While we were in Maracanã we got to sample the local coastal cuisine of fish, crab, and Coke. The local mosquitos got to sample the rare cuisine of North American blood as well. We were assured, however, that these mosquitos were a different kind of mosquito than the ones which transmit Zika, Dengue, Yellow Fever, and Chikungunya. Yes, it’s one type of mosquito which transmits all those diseases. If there was ever any doubt to you that mosquitos are a result of the Curse, that fact should clear up your doubt.
So Sunday morning Pr. Rubens presented the ministry at the church there in Maracanã. Then we ate lunch and headed back to Belém. We arrived in time for a short nap and went to another church that evening where Pr. Rubens again presented the Seminary ministry.
Monday morning we were all pretty worn out from the travelling, so we were able to sleep in – until 7:30. We met up at the Seminary at 9 to take a tour of the campus. We had been in Belém since the previous Wednesday and we still hadn’t gotten to tour the Seminary! So Rick showed us around the campus during the morning. Rubens was planning to head out early the next morning to return to Brasilia. So he and his family headed back to where they were staying to get some rest before their trip. Meanwhile Rick and Gayle took us around to see the rest of Belém. We drove past the other churches in Belém, as well as passing by the port of Belém. It is a very historic city.
That night Chloe came down with a fever, and was ill during the rest of the trip. Tuesday and Wednesday we took short trips out to continue to visit different parts of the city and learn about the history of the ministry in Belém. Emily also came down ill on Tuesday, however. So Tuesday and Wednesday were much less busy than the previous few days had been. Very, very early on Thursday we caught our flight back to São Paulo. We learned something on that flight. We learned that the absolute worst place in the world for a 1-year-old to lose her stomach is 5,000 feet in the air. We thought that Chloe was feeling better after being so ill Monday and Tuesday – but we were wrong. Emily, however, is always prepared. Chloe’s wet/dry bag was quite handy, and not only fit her blanket and clothes but also managed to conceal the worst of the smell for the rest of the trip. Moral of the story: be a boy scout – always prepared.
The next Saturday the ladies of our church here in Carapicuíba had a baby shower for Pastor Arthur’s wife, Heloisa. She is due in just a couple weeks. Emily helped plan and decorate for the shower, and she gave the devotional.

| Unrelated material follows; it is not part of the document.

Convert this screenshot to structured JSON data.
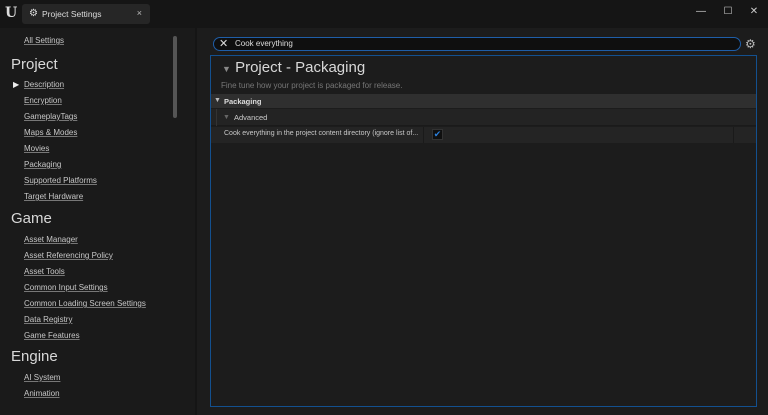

From what I hear (Brandon is writing this) it was a stellar shower and a great devotional.
And all that pretty much brings us up to today! Last week and this week have been something of a return to daily life.
We plan to have a video of our trip uploaded later on this week, so stay tuned for that! Thanks for reading, and thanks for praying. We really appreciate the fellowship we share with you all!